I bought one of these Delco 1106 radios about a year ago. I bought
another a couple months ago. Both needed lots of work, so I sort of
combined them into one, complete radio. The cabinet on the left
is the better of the two. The veneer was OK, but the top was loose
and the case needed refinishing. The radio has a couple walnut panels,
one on the top and one on the front. The rest is cheap wood which
was toned to match. It is often tricky getting these colors to match
properly. The grille cloth on both radios was good, and I had four knobs
between the two.
Neither chassis seemed to work, though one seemed to have a bad bandswitch.
I decided to use the other chassis for restoration based on that fact.
The lacquer finish on this radio was in poor shape. The toned lacquer
areas were scratched, and the lacquer was flaking off. The front and top
were ok, but the entire radio needed to be stripped. The top of the radio
was almost off already, so I removed it for stripping. I stripped the
case with Parks refinisher and 000 steel wool, gently removing the old
lacquer finish. The stripped radio is shown on the right.
Clamping the top
The top needed to be glued back down. It was warped, so I did it in
two evenings. First, I attached the front, glued, and clamped (see photo
at left). The next
night, I did the back. Once the top was re-attached, I could tone the
I masked and papered off the real walnut, and toned the rest of the
case using Behlen Master Toner Brown. I really like this stuff - I went
through an entire can, but the resulting finish was superb.
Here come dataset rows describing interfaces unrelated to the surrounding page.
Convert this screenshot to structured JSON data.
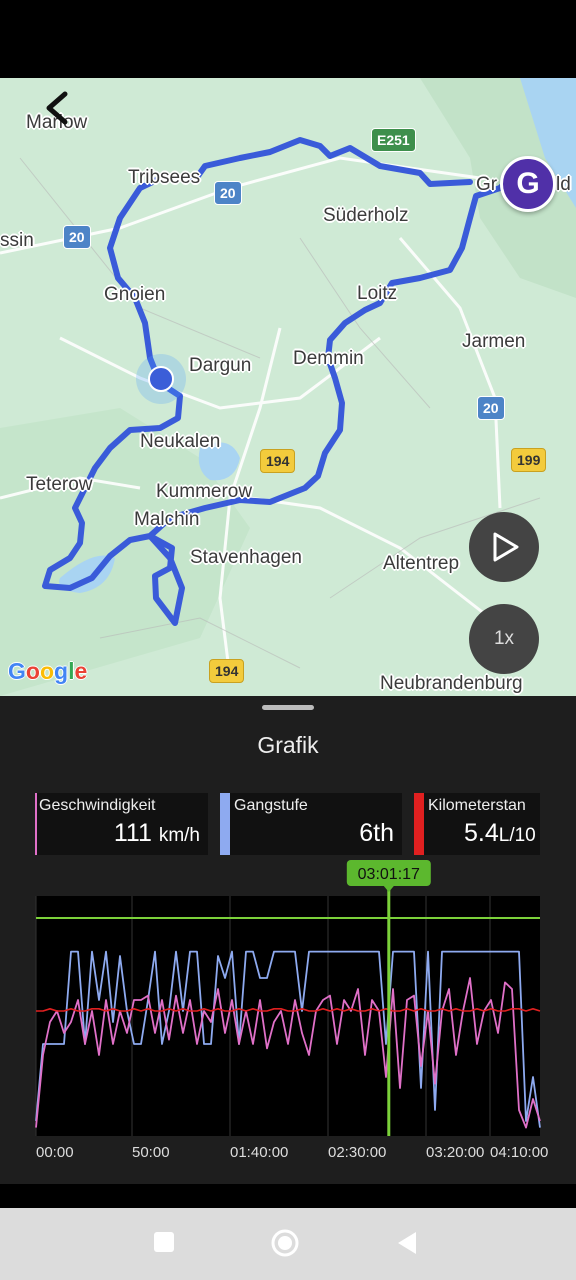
{
  "map": {
    "place_labels": [
      {
        "text": "Marlow"
      },
      {
        "text": "Tribsees"
      },
      {
        "text": "Süderholz"
      },
      {
        "text": "ssin"
      },
      {
        "text": "Gnoien"
      },
      {
        "text": "Loitz"
      },
      {
        "text": "Jarmen"
      },
      {
        "text": "Dargun"
      },
      {
        "text": "Demmin"
      },
      {
        "text": "Neukalen"
      },
      {
        "text": "Teterow"
      },
      {
        "text": "Kummerow"
      },
      {
        "text": "Malchin"
      },
      {
        "text": "Stavenhagen"
      },
      {
        "text": "Altentrep"
      },
      {
        "text": "Neubrandenburg"
      },
      {
        "text": "Gr"
      },
      {
        "text": "ld"
      }
    ],
    "road_shields": [
      {
        "text": "E251",
        "style": "green"
      },
      {
        "text": "20",
        "style": "blue"
      },
      {
        "text": "20",
        "style": "blue"
      },
      {
        "text": "20",
        "style": "blue"
      },
      {
        "text": "194",
        "style": "yellow"
      },
      {
        "text": "199",
        "style": "yellow"
      },
      {
        "text": "194",
        "style": "yellow"
      }
    ],
    "goal_marker": "G",
    "speed_label": "1x",
    "google_logo": "Google",
    "route_color": "#3a5bd9"
  },
  "panel": {
    "title": "Grafik",
    "metrics": [
      {
        "label": "Geschwindigkeit",
        "value": "111",
        "unit": "km/h",
        "color": "#e070c8"
      },
      {
        "label": "Gangstufe",
        "value": "6th",
        "unit": "",
        "color": "#8eaaf0"
      },
      {
        "label": "Kilometerstan",
        "value": "5.4",
        "unit": "L/10",
        "color": "#e02020"
      }
    ]
  },
  "chart_data": {
    "type": "line",
    "x_tick_labels": [
      "00:00",
      "50:00",
      "01:40:00",
      "02:30:00",
      "03:20:00",
      "04:10:00"
    ],
    "cursor_label": "03:01:17",
    "cursor_position": 0.7,
    "grid": true,
    "colors": {
      "speed": "#e070c8",
      "gear": "#8eaaf0",
      "consumption": "#e02020",
      "cursor": "#7bd13a"
    },
    "series": [
      {
        "key": "gear",
        "values": [
          0.05,
          0.4,
          0.4,
          0.4,
          0.4,
          0.82,
          0.82,
          0.4,
          0.82,
          0.6,
          0.82,
          0.5,
          0.8,
          0.55,
          0.4,
          0.4,
          0.6,
          0.82,
          0.4,
          0.55,
          0.82,
          0.55,
          0.82,
          0.82,
          0.4,
          0.4,
          0.8,
          0.7,
          0.82,
          0.4,
          0.82,
          0.82,
          0.7,
          0.7,
          0.82,
          0.82,
          0.82,
          0.82,
          0.55,
          0.82,
          0.82,
          0.82,
          0.82,
          0.82,
          0.82,
          0.82,
          0.82,
          0.82,
          0.82,
          0.82,
          0.4,
          0.82,
          0.82,
          0.82,
          0.82,
          0.2,
          0.82,
          0.1,
          0.82,
          0.82,
          0.82,
          0.82,
          0.82,
          0.82,
          0.82,
          0.82,
          0.82,
          0.82,
          0.82,
          0.82,
          0.05,
          0.25,
          0.02
        ]
      },
      {
        "key": "speed",
        "values": [
          0.02,
          0.35,
          0.5,
          0.55,
          0.45,
          0.5,
          0.6,
          0.4,
          0.55,
          0.35,
          0.6,
          0.4,
          0.55,
          0.45,
          0.6,
          0.6,
          0.62,
          0.45,
          0.6,
          0.42,
          0.62,
          0.45,
          0.6,
          0.4,
          0.55,
          0.5,
          0.65,
          0.45,
          0.6,
          0.4,
          0.55,
          0.4,
          0.6,
          0.38,
          0.5,
          0.55,
          0.4,
          0.6,
          0.45,
          0.35,
          0.55,
          0.6,
          0.62,
          0.4,
          0.6,
          0.55,
          0.65,
          0.35,
          0.6,
          0.55,
          0.25,
          0.65,
          0.2,
          0.6,
          0.62,
          0.3,
          0.55,
          0.22,
          0.55,
          0.65,
          0.35,
          0.55,
          0.7,
          0.4,
          0.55,
          0.6,
          0.45,
          0.68,
          0.65,
          0.1,
          0.02,
          0.15,
          0.05
        ]
      },
      {
        "key": "consumption",
        "values": [
          0.55,
          0.55,
          0.56,
          0.55,
          0.55,
          0.56,
          0.55,
          0.55,
          0.56,
          0.56,
          0.55,
          0.56,
          0.55,
          0.55,
          0.56,
          0.55,
          0.56,
          0.55,
          0.55,
          0.56,
          0.55,
          0.56,
          0.55,
          0.55,
          0.56,
          0.55,
          0.56,
          0.55,
          0.55,
          0.56,
          0.55,
          0.56,
          0.55,
          0.55,
          0.56,
          0.56,
          0.55,
          0.55,
          0.56,
          0.55,
          0.55,
          0.56,
          0.55,
          0.56,
          0.55,
          0.56,
          0.55,
          0.55,
          0.56,
          0.55,
          0.56,
          0.55,
          0.55,
          0.56,
          0.55,
          0.56,
          0.55,
          0.55,
          0.56,
          0.55,
          0.56,
          0.55,
          0.55,
          0.56,
          0.55,
          0.56,
          0.55,
          0.55,
          0.56,
          0.56,
          0.55,
          0.56,
          0.55
        ]
      }
    ]
  }
}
When I removed
the paper and tape, I then stained and lightly toned the walnut sections
to match the rest of the case. Once I was happy with the color, I
added a couple of layers of clear nitrocellulose lacquer for the final
coats. I re-installed the dial glass and the grille cloth, then re-installed
the restored chassis. A photo of the complete radio is on the left.
Click for a larger picture...
After recapping the radio, I still had no reception. My oscillator was
not operating, and tracing some voltages around (with help) showed me that
the oscillator coil was open. I swapped one in from the other chassis, and
I had stations on the AM band! However, I still had nothing on shortwave.
As it turns out, the shortwave band's oscillator coil was also bad. In hindsight,
I picked the wrong chassis to restore! However, once the radio was complete,
it sounded great and works very well.